If you entered The University of Texas-Pan American quad Saturday, March 3 you may have thought you entered a time machine gone berserk.
There, under a simple tent in period dress, was a Civil War soldier alongside one from World War II. Nearby was a pioneer from the 1840s whittling a walking staff talking to a Native American warrior from the United States Indian wars. The group, The Wild Horse Desert Historical Brigade, and their display was among a number of attractions during Community Day of FESTIBA (Festival of International Books and Arts) held March 1-3 at the University.
Wade Marcum, a history teacher at Memorial Middle School in Harlingen, said the Wild Horse Desert Historical Brigade - a cadre of living historians from Brownsville to Rio Grande City - first got together approximately five years ago with a common interest in black powder shootings. More recently their activities have expanded to historical displays and reenactments, school demonstrations, and volunteering at such places as the Palo Alto Battlefield, a national historic site located between Los Fresnos and Brownsville.
Their FESTIBA exhibit included a wide array of historical weapons, uniforms, tools and utensils and other items from many eras including the French and Indian War (1753-1763), American Revolution (1775-1783), fur trade era (1820s-1840s), Mexican-American War (1846-1848), Civil War (1861-1865), Indian Wars (1870s-1880s), and World War II (1941-1945). The group's members, many of them teachers, share a common interest in history and the desire to enlighten more people about it, particularly Valley history.
"A lot of people are not aware of the rich history we have down here. Hopefully they can come and see not only American history but Valley history," Marcum said.
As he explained all the elements of a reproduction Revolutionary War military coat while a spectator was holding it, Marcum said his group encourages students to ask questions and touch the items in their exhibit.
"We let students pick up the muskets, for example, to see how heavy those things are. It is so much more interesting for them to touch the stuff and feel it. It brings it to life more than just reading about it in a book," he said.
FESTIBA Community Day also offered the public an opportunity to mingle with some of the state's most prolific authors in children and young adult literature - Lila Guzmán, Rene Saldaña, and David Rice - who were brought to campus thanks to the Texas Book Festival Author! Author! Program.
During the three-day FESTIBA the three writers also visited with local schools and read from their works and participated in question and answer sessions with the students.
For Guzmán, the campus visits were the highlight of her trip along with the FESTIBA Community Day where she met with several fans and autographed two of her books - "Lorenzo and the Turncoat" and "Kichi in Jungle Jeopardy."
"The kids have been just wonderful. It is so much fun to do these author visits because the (kids) ask me questions and really keep me on my toes," Guzmán said.
During the school visits, Guzmán said the Texas Book Festival donated copies of her books to the campus libraries.
Guzmán, a Kentucky native, said she has been an author of children's literature since 1997. She and her husband Rick, collaborate on the action-adventure "Lorenzo" series, which focuses on the Spanish contribution to the American Revolution through the story of a young man named Lorenzo Bannister.
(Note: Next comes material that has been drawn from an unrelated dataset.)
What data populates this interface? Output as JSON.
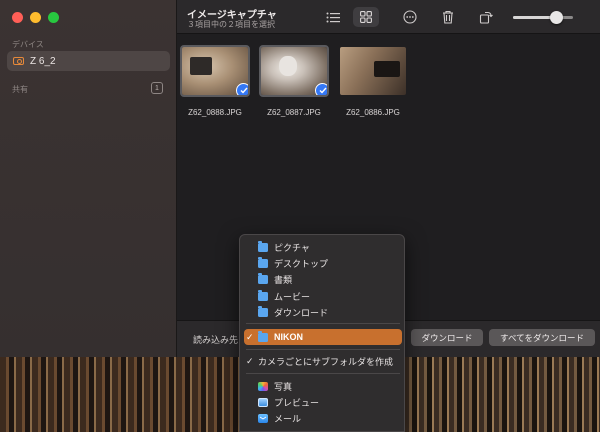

The series currently features three books - "Lorenzo's Secret Mission," "Lorenzo's Revolutionary Quest," and "Lorenzo and the Turncoat." Their next book in the series "Lorenzo and the Pirate" is scheduled for release in 2008.
In addition, Guzmán has also written "Kichi in Jungle Jeopardy," a story for elementary-aged children about a talking blue Chihuahua, which was inspired by her own dog Lucy. Guzmán said she considers the story of the blue dog a "fun book."
Terrie Garcia of Harlingen brought her two young children, Sabine and Matthew to FESTIBA because she thought the event would be a fun way to encourage literacy.
"I really like to emphasize the importance of reading and writing to my children," Garcia said. "I thought bringing them to an international books and arts festival would be a great way to do that."
Matthew, a fourth grader at Bonham Elementary School in Harlingen, got a chance to talk to Guzmán and had her autograph some books.
"I thought it was pretty cool. I had never met an author before," Matthew said. "She was very nice and talked a lot about her book."
He said he learned something unique about one of Guzman's books - "Kichi in Jungle Jeopardy" - that he would have never known if he hadn't met her.
"Every character is based on a famous person," he said.
Guzman said reading can be a life changing experience for children and adults, and through her writing she hopes to motivate and teach children.
"When I write books I want them to be inspirational. I want the kids to enjoy reading them, but I want them to also walk away with some sort of message, and the second thing is that we want them to learn the history," she said.
The 2007 FESTIBA Community Day ended with an evening performance of the musical "Once Upon a Mattress," by the University Theatre and a concert featuring students in the UTPA dance program.